The First Third is out now. It started out as a kernel of an idea: what if my grandmother gave me her bucket list to complete? And from that, out grew this novel about what it means to be a grandson, a son and yourself.
It’s a more personal novel than I expected to write… It’s not about me, but there’s a lot of me in there.
And it’s definitely a lot of fun.
It’s available in paperback at your local bookstore and online, and digitally for your mobile devices: Android and iOS.
The first chapter is available online, click here to read it.
We could have been anywhere. Like sitting at a table in my grandmother’s garden, between the olive tree and the tomato patch – Mum, Yiayia, my brothers and I. Our fingers were greasy and our mouths were full. We were in our own little ethnic bubble.
You could practically hear the metallic twangs of the bouzouki.
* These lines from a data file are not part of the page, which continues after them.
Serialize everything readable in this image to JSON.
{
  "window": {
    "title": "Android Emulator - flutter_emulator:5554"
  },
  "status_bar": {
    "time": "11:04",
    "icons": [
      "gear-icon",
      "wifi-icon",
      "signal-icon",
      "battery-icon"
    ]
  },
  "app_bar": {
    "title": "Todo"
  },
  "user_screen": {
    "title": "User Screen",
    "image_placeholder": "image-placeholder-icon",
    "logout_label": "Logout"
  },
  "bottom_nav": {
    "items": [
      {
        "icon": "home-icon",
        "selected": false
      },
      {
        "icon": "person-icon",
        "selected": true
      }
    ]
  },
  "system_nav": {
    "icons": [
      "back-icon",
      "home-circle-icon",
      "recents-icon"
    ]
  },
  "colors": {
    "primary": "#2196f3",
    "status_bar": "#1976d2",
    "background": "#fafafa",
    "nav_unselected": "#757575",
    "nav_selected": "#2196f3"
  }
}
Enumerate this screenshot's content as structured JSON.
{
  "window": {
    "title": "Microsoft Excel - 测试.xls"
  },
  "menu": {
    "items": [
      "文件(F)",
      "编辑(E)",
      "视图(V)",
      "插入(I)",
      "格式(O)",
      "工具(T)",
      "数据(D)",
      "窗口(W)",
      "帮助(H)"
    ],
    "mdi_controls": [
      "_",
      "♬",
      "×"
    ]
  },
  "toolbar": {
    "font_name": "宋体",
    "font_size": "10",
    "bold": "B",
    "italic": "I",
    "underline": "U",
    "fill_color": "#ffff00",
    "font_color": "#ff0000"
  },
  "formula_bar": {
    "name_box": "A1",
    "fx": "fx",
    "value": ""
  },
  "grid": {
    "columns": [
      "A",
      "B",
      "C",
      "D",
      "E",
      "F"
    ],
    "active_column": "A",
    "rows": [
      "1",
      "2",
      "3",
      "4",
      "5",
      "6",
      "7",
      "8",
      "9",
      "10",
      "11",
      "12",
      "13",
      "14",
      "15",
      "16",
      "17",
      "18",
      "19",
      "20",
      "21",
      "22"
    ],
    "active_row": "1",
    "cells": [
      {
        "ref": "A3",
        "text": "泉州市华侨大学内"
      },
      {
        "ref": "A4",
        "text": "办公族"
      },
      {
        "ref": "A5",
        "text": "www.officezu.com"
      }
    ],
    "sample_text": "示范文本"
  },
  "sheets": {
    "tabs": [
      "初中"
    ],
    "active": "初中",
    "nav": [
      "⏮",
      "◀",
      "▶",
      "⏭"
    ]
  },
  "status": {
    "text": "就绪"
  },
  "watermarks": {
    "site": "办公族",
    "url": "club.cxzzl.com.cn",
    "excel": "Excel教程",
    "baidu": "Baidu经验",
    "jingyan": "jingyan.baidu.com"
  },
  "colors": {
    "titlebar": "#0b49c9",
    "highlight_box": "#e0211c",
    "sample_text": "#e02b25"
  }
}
There was too much food. There was always too much food. Mum and I were grazing, picking from the platter of haloumi cheese resting on my grandmother’s thigh; my younger brother was balancing his carbs, protein and fat, as if one family meal was the difference between being super-fit and morbidly obese; and my older brother was sampling like someone who’d lived out of home long enough to miss having six different types of meat in one sitting.
A dull beep cut through it all. The bouzouki trills ended abruptly. The bubble popped and the rest of the world roared into focus – the bed, the complicated medical equipment. And the other bed across the hospital room, the old man lying on it and the family exchanging worried, heartfelt looks.
The old man’s heart-rate monitor beeped again. And again.
‘Ma, stop moving,’ Mum said. ‘You’ll knock over the salad.’
We had lunch laid out on my grandmother’s hospital bed. She was still in it. It was lunch-meets-Jenga, one wrong move and it all fell down.
We’d pulled our chairs in close and started eating like it wasn’t ridiculous.
‘Um, guys?’ I found disguising observations as questions helped me walk the fine line between knowing it all and being a know-it-all. ‘Don’t you think we’re perpetuating some dangerous stereotypes here?’